Archaeological EvidenceThe dates of the volcanic eruption and disaster are a bit fuzzy. Archaeologists have dated the disaster to around 1550 B.C.E, however scientific evidence places the event a century earlier in 1650 B.C.E.
During the Late Neolithic period hydraulic systems were paving the way for new states, as is evident in the elaborate drainage system at Akrotiri. There were also streets, squares, and houses built up to a height of 26 feet. The town was the epitome of a state society with blocks of houses, freestanding monuments, and elaborate buildings constructed entirely out of stone. Typical of the Neolithic period, food stores were discovered as well as preparation areas and crafting rooms.

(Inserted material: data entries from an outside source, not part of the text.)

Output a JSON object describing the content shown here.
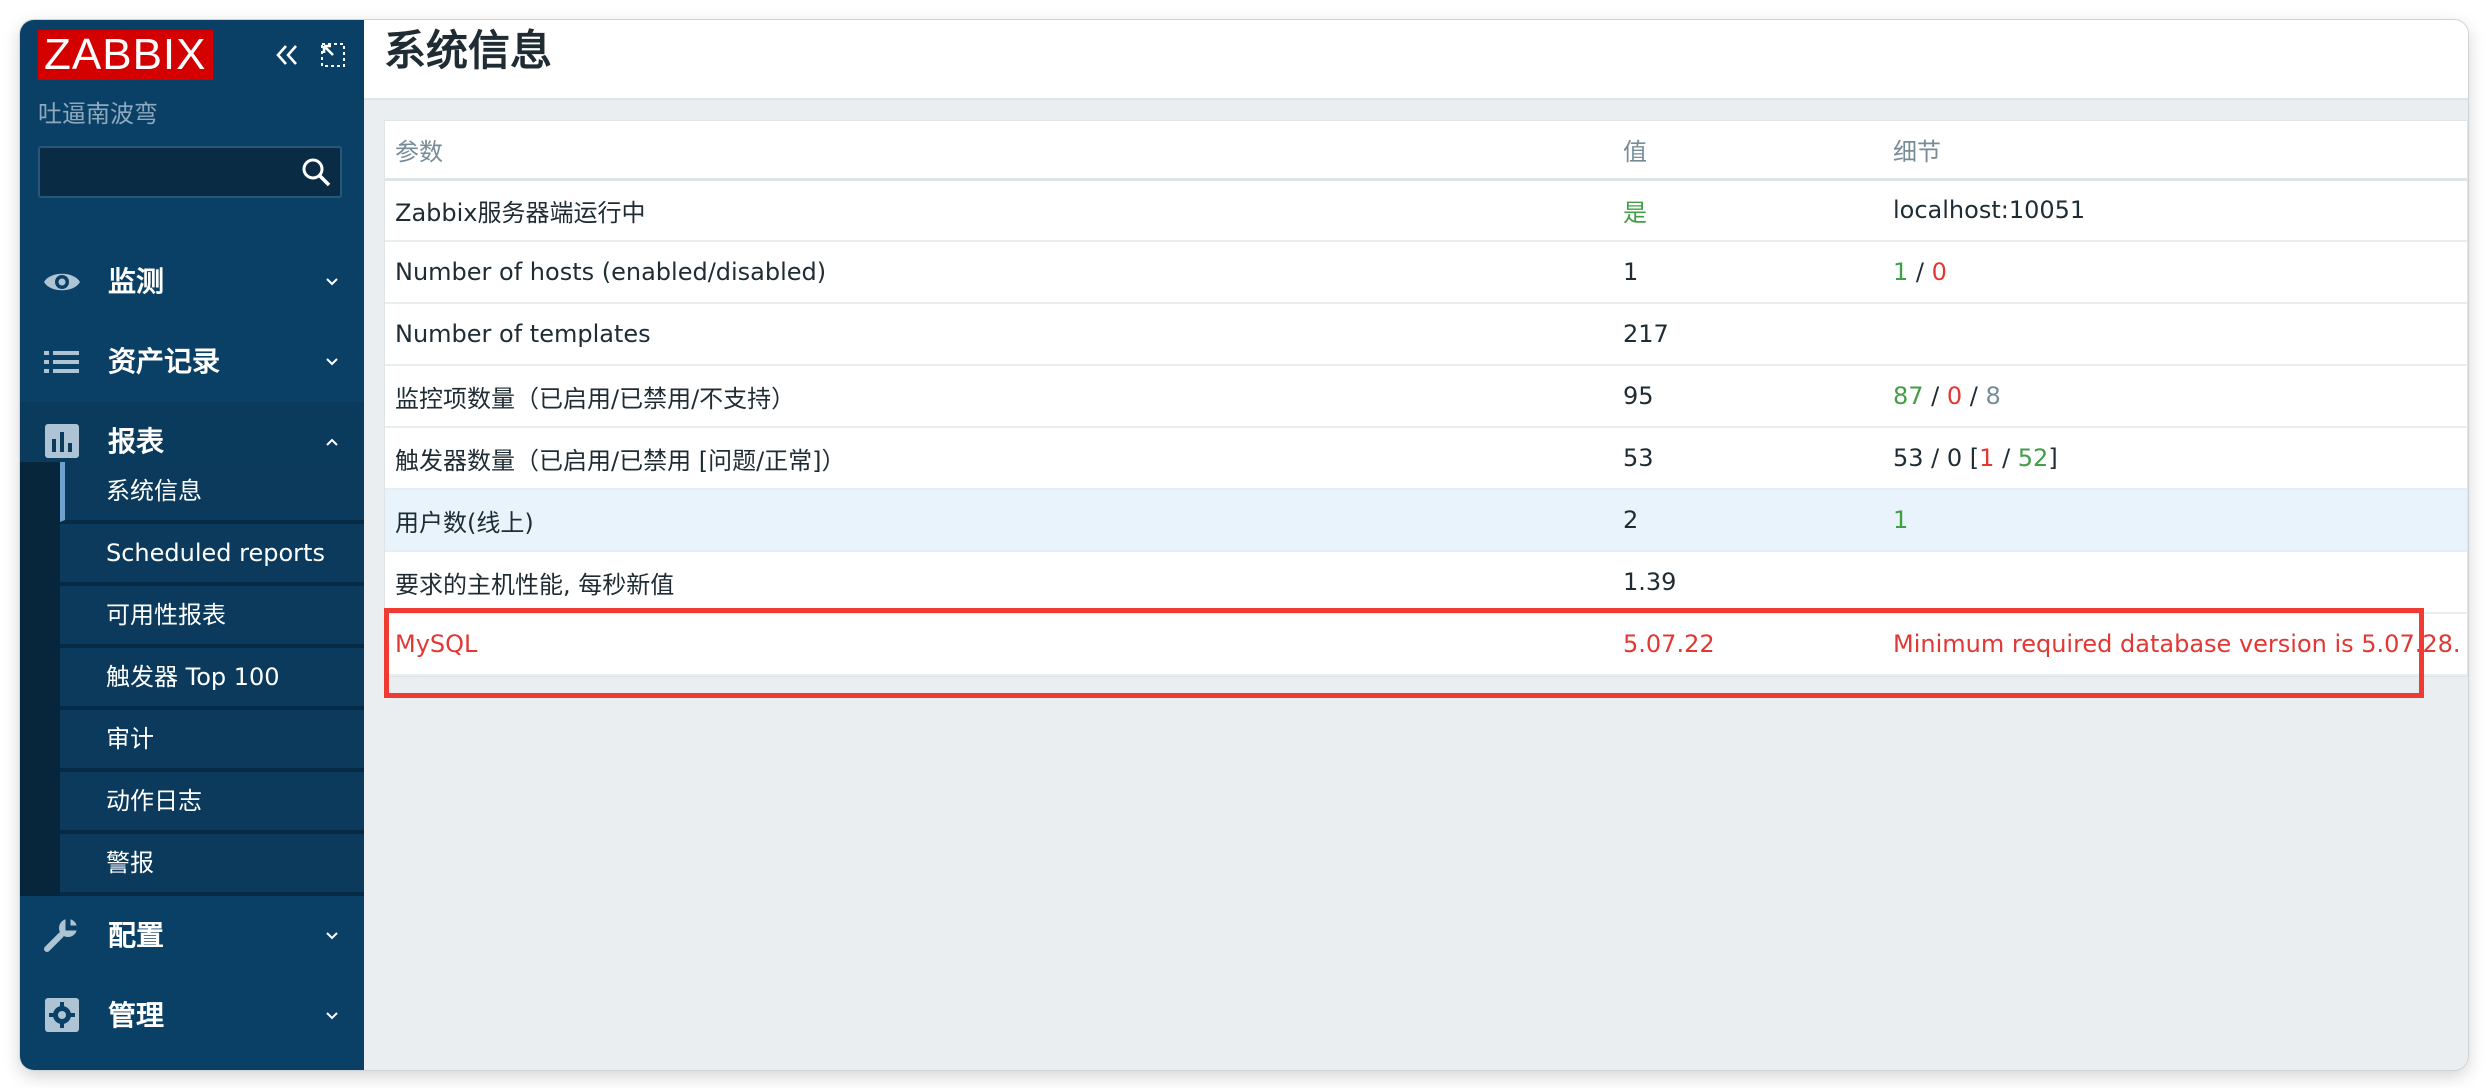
{
  "app": {
    "logo": "ZABBIX",
    "org": "吐逼南波弯"
  },
  "search": {
    "value": "",
    "placeholder": ""
  },
  "nav": [
    {
      "id": "monitoring",
      "label": "监测",
      "icon": "eye-icon",
      "expanded": false
    },
    {
      "id": "inventory",
      "label": "资产记录",
      "icon": "list-icon",
      "expanded": false
    },
    {
      "id": "reports",
      "label": "报表",
      "icon": "bar-chart-icon",
      "expanded": true
    },
    {
      "id": "configuration",
      "label": "配置",
      "icon": "wrench-icon",
      "expanded": false
    },
    {
      "id": "administration",
      "label": "管理",
      "icon": "gear-icon",
      "expanded": false
    }
  ],
  "submenu": [
    {
      "label": "系统信息",
      "active": true
    },
    {
      "label": "Scheduled reports"
    },
    {
      "label": "可用性报表"
    },
    {
      "label": "触发器 Top 100"
    },
    {
      "label": "审计"
    },
    {
      "label": "动作日志"
    },
    {
      "label": "警报"
    }
  ],
  "page": {
    "title": "系统信息"
  },
  "table": {
    "headers": [
      "参数",
      "值",
      "细节"
    ],
    "rows": [
      {
        "param": "Zabbix服务器端运行中",
        "value": "是",
        "details": "localhost:10051"
      },
      {
        "param": "Number of hosts (enabled/disabled)",
        "value": "1",
        "d1": "1",
        "sep1": " / ",
        "d2": "0"
      },
      {
        "param": "Number of templates",
        "value": "217",
        "details": ""
      },
      {
        "param": "监控项数量（已启用/已禁用/不支持）",
        "value": "95",
        "d1": "87",
        "sep1": " / ",
        "d2": "0",
        "sep2": " / ",
        "d3": "8"
      },
      {
        "param": "触发器数量（已启用/已禁用 [问题/正常]）",
        "value": "53",
        "prefix": "53 / 0 [",
        "d1": "1",
        "sep1": " / ",
        "d2": "52",
        "suffix": "]"
      },
      {
        "param": "用户数(线上)",
        "value": "2",
        "details": "1"
      },
      {
        "param": "要求的主机性能, 每秒新值",
        "value": "1.39",
        "details": ""
      },
      {
        "param": "MySQL",
        "value": "5.07.22",
        "details": "Minimum required database version is 5.07.28."
      }
    ]
  },
  "colors": {
    "sidebar": "#0b4066",
    "ok": "#429e47",
    "error": "#e33734",
    "muted": "#768d99",
    "annotation": "#f03a34"
  }
}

The material culture, consisting of vast quantities of pottery and metalware, indicates a connection with the Near East, Cyprus, Dodecanese, the Greek mainland, and Crete. The frescoes at Akrotiri are exquisitely preserved, many depicting ritual scenes of women gathering saffron, boxing men, fisherman, decorative rosettes, and blue monkeys.
Further excavation turned up a single gold artifact. The Gold Ibex found in 2007, on display at the Museum of Prehistoric Thera. Also featured at the museum are firedogs, a volcanic ash cast of a wooden table, ewers, animal figurines, and a Marble schematic figurine.
Mystery of Akrotiri
Interestingly enough, no skeletal remains were ever discovered at Akrotiri, leading experts to believe there was an evacuation prior to the volcanic eruption. The question is where did everyone go?
The Atlantis MythLike many other locations in Greece, Akrotiri was believed to be the site of the fabled city of Atlantis. Atlantis was first mentioned by the Greek philosopher Plato, and although his stories invoke true skepticism by scholars, others believe there’s some truth and may have been inspired by true events in Akrotiri.
Akrotiri todayThe site is unfortunately not open to the public, although the hope is it will reopen in 2010. The main reason for this delay is because in 2005, the roof structure protecting the site, collapsed just prior to its completion in 2005, killing one patron.
All pictures courtesy of Klearchos Kapoutsis